* **Records supplied**:
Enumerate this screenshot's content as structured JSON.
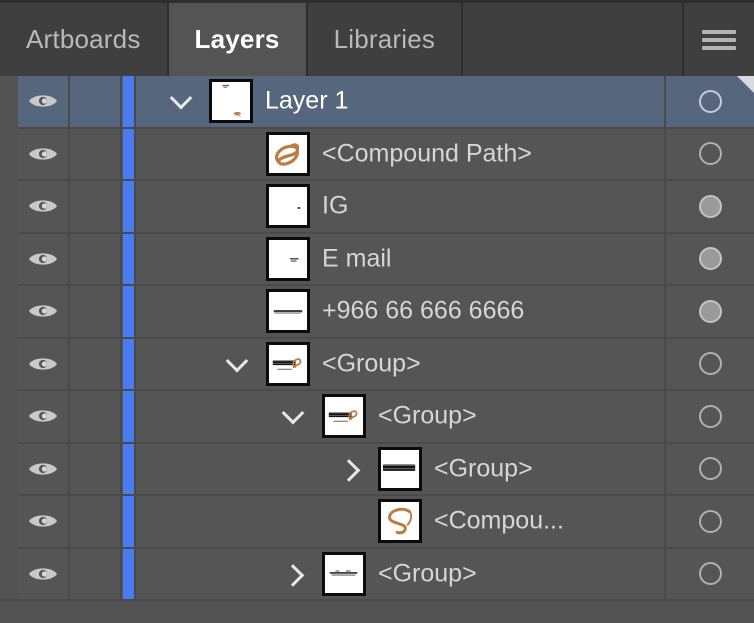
{
  "panel": {
    "title": "Layers",
    "menu_icon": "hamburger-menu-icon"
  },
  "tabs": [
    {
      "label": "Artboards",
      "active": false
    },
    {
      "label": "Layers",
      "active": true
    },
    {
      "label": "Libraries",
      "active": false
    }
  ],
  "columns": {
    "visibility": "eye-icon",
    "lock": "lock-column",
    "color_strip": "#4a7bf0",
    "target": "target-circle"
  },
  "colors": {
    "panel_bg": "#535353",
    "row_bg": "#555555",
    "row_selected_bg": "#56667c",
    "tab_bg": "#3f3f3f",
    "tab_active_bg": "#545454",
    "row_divider": "#4a4a4a",
    "layer_color": "#4a7bf0",
    "text": "#d6d6d6",
    "text_selected": "#ffffff",
    "thumb_art": "#bf7b44"
  },
  "rows": [
    {
      "label": "Layer 1",
      "indent": 0,
      "visible": true,
      "selected": true,
      "disclosure": "down",
      "target_filled": false,
      "thumb": "layer1",
      "corner_marker": true
    },
    {
      "label": "<Compound Path>",
      "indent": 1,
      "visible": true,
      "selected": false,
      "disclosure": "none",
      "target_filled": false,
      "thumb": "swirl",
      "corner_marker": false
    },
    {
      "label": "IG",
      "indent": 1,
      "visible": true,
      "selected": false,
      "disclosure": "none",
      "target_filled": true,
      "thumb": "blank-dot",
      "corner_marker": false
    },
    {
      "label": "E mail",
      "indent": 1,
      "visible": true,
      "selected": false,
      "disclosure": "none",
      "target_filled": true,
      "thumb": "tiny-text",
      "corner_marker": false
    },
    {
      "label": "+966 66 666 6666",
      "indent": 1,
      "visible": true,
      "selected": false,
      "disclosure": "none",
      "target_filled": true,
      "thumb": "phone-text",
      "corner_marker": false
    },
    {
      "label": "<Group>",
      "indent": 1,
      "visible": true,
      "selected": false,
      "disclosure": "down",
      "target_filled": false,
      "thumb": "seeby-full",
      "corner_marker": false
    },
    {
      "label": "<Group>",
      "indent": 2,
      "visible": true,
      "selected": false,
      "disclosure": "down",
      "target_filled": false,
      "thumb": "seeby-full",
      "corner_marker": false
    },
    {
      "label": "<Group>",
      "indent": 3,
      "visible": true,
      "selected": false,
      "disclosure": "right",
      "target_filled": false,
      "thumb": "seeby-word",
      "corner_marker": false
    },
    {
      "label": "<Compou...",
      "indent": 4,
      "visible": true,
      "selected": false,
      "disclosure": "none",
      "target_filled": false,
      "thumb": "big-swirl",
      "corner_marker": false
    },
    {
      "label": "<Group>",
      "indent": 2,
      "visible": true,
      "selected": false,
      "disclosure": "right",
      "target_filled": false,
      "thumb": "arabic-text",
      "corner_marker": false
    }
  ]
}
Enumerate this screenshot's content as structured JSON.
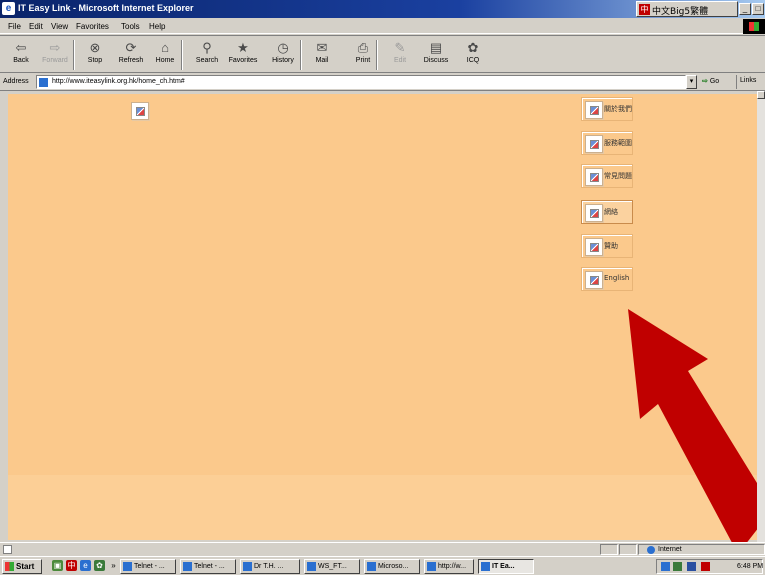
{
  "window": {
    "title": "IT Easy Link - Microsoft Internet Explorer",
    "ime_label": "中文Big5繁體",
    "buttons": [
      "_",
      "□",
      "×"
    ]
  },
  "menu": [
    "File",
    "Edit",
    "View",
    "Favorites",
    "Tools",
    "Help"
  ],
  "toolbar": [
    {
      "label": "Back",
      "icon": "back-arrow-icon",
      "glyph": "⇦",
      "enabled": true
    },
    {
      "label": "Forward",
      "icon": "forward-arrow-icon",
      "glyph": "⇨",
      "enabled": false
    },
    {
      "label": "Stop",
      "icon": "stop-icon",
      "glyph": "⊗",
      "enabled": true
    },
    {
      "label": "Refresh",
      "icon": "refresh-icon",
      "glyph": "⟳",
      "enabled": true
    },
    {
      "label": "Home",
      "icon": "home-icon",
      "glyph": "⌂",
      "enabled": true
    },
    {
      "label": "Search",
      "icon": "search-icon",
      "glyph": "⚲",
      "enabled": true
    },
    {
      "label": "Favorites",
      "icon": "favorites-icon",
      "glyph": "★",
      "enabled": true
    },
    {
      "label": "History",
      "icon": "history-icon",
      "glyph": "◷",
      "enabled": true
    },
    {
      "label": "Mail",
      "icon": "mail-icon",
      "glyph": "✉",
      "enabled": true
    },
    {
      "label": "Print",
      "icon": "print-icon",
      "glyph": "⎙",
      "enabled": true
    },
    {
      "label": "Edit",
      "icon": "edit-icon",
      "glyph": "✎",
      "enabled": false
    },
    {
      "label": "Discuss",
      "icon": "discuss-icon",
      "glyph": "▤",
      "enabled": true
    },
    {
      "label": "ICQ",
      "icon": "icq-flower-icon",
      "glyph": "✿",
      "enabled": true
    }
  ],
  "address": {
    "label": "Address",
    "url": "http://www.iteasylink.org.hk/home_ch.htm#",
    "go_label": "Go",
    "links_label": "Links"
  },
  "page": {
    "nav_items": [
      {
        "label": "關於我們",
        "active": false
      },
      {
        "label": "服務範圍",
        "active": false
      },
      {
        "label": "常見問題",
        "active": false
      },
      {
        "label": "網絡",
        "active": true
      },
      {
        "label": "贊助",
        "active": false
      },
      {
        "label": "English",
        "active": false
      }
    ],
    "background_color": "#fbc98c",
    "arrow_color": "#c00000"
  },
  "status": {
    "zone": "Internet"
  },
  "taskbar": {
    "start_label": "Start",
    "quicklaunch_more": "»",
    "tasks": [
      {
        "label": "Telnet - ...",
        "active": false
      },
      {
        "label": "Telnet - ...",
        "active": false
      },
      {
        "label": "Dr T.H. ...",
        "active": false
      },
      {
        "label": "WS_FT...",
        "active": false
      },
      {
        "label": "Microso...",
        "active": false
      },
      {
        "label": "http://w...",
        "active": false
      },
      {
        "label": "IT Ea...",
        "active": true
      }
    ],
    "clock": "6:48 PM"
  }
}
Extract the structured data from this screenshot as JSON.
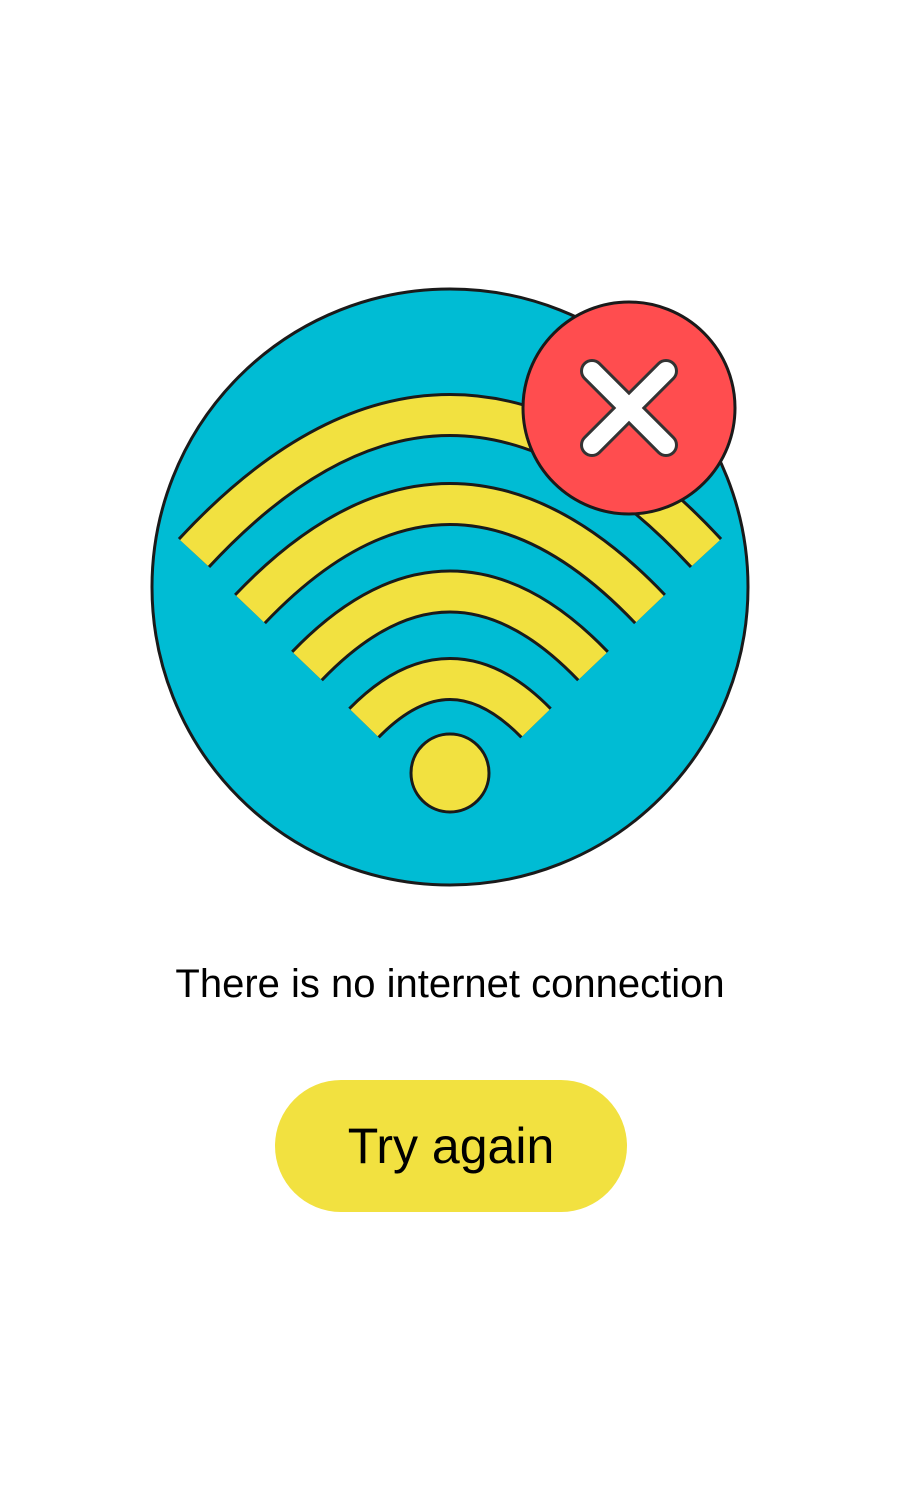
{
  "message": "There is no internet connection",
  "retry_button": {
    "label": "Try again"
  },
  "icons": {
    "illustration": "wifi-off-illustration",
    "wifi": "wifi-icon",
    "error_badge": "close-icon"
  },
  "colors": {
    "background": "#ffffff",
    "circle": "#00bcd4",
    "wifi": "#f2e140",
    "error_badge": "#ff4d4f",
    "error_cross": "#ffffff",
    "outline": "#1a1a1a",
    "button": "#f2e140",
    "text": "#000000"
  }
}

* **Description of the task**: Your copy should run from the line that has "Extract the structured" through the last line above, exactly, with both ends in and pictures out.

* **Answer area**:
Extract the structured data from this screenshot as JSON.
{
  "message": "There is no internet connection",
  "retry_button": {
    "label": "Try again"
  },
  "icons": {
    "illustration": "wifi-off-illustration",
    "wifi": "wifi-icon",
    "error_badge": "close-icon"
  },
  "colors": {
    "background": "#ffffff",
    "circle": "#00bcd4",
    "wifi": "#f2e140",
    "error_badge": "#ff4d4f",
    "error_cross": "#ffffff",
    "outline": "#1a1a1a",
    "button": "#f2e140",
    "text": "#000000"
  }
}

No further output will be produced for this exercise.